━━━━━ Data for this task ━━━━━

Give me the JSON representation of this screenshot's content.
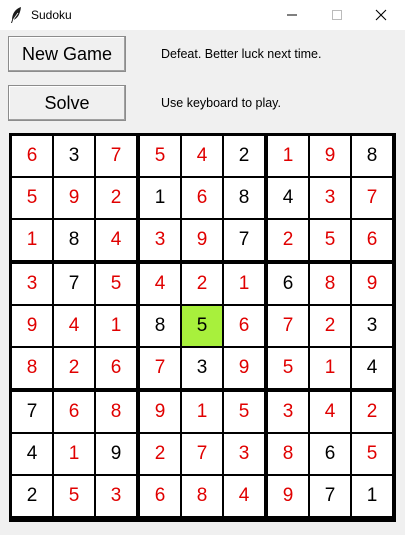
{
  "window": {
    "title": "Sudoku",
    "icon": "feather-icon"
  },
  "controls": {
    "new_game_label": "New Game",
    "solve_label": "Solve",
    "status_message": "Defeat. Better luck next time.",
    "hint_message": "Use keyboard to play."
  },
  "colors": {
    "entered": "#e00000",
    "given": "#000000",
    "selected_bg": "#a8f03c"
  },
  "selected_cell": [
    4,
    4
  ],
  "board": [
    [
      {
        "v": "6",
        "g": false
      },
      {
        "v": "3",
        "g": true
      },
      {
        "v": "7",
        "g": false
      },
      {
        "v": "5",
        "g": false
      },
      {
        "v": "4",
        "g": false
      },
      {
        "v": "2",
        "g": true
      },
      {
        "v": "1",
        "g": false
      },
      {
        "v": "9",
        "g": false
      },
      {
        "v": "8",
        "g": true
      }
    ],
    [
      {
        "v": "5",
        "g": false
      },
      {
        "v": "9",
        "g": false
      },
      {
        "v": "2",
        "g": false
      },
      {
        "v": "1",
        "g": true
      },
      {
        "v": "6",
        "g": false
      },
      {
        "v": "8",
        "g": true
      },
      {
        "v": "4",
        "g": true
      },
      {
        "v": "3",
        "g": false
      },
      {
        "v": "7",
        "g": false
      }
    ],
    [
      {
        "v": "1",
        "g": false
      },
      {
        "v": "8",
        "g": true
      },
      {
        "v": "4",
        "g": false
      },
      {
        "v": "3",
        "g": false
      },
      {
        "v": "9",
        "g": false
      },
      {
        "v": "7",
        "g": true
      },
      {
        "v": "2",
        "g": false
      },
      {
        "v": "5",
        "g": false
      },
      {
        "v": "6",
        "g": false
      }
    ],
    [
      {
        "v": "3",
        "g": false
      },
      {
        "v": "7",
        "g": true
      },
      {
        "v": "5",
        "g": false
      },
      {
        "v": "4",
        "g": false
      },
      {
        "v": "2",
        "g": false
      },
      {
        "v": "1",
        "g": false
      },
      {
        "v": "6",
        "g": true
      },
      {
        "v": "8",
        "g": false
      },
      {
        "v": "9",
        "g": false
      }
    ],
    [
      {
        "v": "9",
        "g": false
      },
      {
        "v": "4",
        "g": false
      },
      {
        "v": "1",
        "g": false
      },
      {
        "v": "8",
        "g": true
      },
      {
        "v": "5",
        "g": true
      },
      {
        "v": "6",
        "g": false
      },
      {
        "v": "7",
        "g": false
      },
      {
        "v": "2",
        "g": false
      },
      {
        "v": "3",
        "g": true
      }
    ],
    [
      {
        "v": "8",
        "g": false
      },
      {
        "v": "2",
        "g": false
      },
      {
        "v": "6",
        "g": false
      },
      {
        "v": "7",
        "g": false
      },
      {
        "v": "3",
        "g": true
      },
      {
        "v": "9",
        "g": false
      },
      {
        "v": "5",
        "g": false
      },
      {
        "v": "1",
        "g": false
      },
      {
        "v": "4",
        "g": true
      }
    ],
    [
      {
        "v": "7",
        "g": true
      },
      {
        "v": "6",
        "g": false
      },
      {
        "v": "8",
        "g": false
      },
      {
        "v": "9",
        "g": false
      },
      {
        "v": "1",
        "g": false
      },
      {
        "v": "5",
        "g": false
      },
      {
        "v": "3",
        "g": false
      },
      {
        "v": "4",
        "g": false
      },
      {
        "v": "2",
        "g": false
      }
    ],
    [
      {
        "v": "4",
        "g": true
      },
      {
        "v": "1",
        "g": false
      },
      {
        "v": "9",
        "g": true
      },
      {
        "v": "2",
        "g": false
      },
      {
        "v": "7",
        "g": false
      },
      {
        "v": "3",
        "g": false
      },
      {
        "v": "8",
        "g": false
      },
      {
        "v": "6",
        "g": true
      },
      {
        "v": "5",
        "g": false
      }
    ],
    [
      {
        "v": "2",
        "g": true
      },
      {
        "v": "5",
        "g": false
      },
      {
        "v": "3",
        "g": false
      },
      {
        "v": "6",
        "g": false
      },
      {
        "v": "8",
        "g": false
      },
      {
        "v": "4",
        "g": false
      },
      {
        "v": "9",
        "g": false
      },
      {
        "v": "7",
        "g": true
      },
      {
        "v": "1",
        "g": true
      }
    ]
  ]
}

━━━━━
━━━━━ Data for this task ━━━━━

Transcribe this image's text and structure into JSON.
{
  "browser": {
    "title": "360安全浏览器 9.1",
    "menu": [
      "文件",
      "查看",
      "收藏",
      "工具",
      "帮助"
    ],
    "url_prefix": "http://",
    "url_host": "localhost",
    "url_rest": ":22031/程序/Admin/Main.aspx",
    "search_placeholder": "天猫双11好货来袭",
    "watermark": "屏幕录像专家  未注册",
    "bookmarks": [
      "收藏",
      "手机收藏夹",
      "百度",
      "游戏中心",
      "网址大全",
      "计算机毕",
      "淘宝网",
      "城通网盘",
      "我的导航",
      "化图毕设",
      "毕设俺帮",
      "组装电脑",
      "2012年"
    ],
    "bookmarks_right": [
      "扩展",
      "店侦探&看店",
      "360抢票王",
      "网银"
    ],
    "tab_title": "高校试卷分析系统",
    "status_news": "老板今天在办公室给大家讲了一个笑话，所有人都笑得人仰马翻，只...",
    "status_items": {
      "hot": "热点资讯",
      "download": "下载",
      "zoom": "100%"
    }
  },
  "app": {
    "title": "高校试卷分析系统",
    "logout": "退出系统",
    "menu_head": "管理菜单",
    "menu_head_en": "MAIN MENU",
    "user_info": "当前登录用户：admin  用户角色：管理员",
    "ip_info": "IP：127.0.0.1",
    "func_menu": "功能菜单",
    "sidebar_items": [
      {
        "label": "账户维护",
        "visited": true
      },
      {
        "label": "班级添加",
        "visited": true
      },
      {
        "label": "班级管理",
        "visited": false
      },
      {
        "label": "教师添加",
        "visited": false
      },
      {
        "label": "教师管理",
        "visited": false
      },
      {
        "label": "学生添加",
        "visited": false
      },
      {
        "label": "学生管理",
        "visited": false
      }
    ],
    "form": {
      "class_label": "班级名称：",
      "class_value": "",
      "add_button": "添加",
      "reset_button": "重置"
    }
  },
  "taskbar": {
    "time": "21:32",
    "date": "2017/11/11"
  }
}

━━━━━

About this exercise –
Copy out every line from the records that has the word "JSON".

Reply to the exercise –
Give me the JSON representation of this screenshot's content.
Transcribe this image's text and structure into JSON.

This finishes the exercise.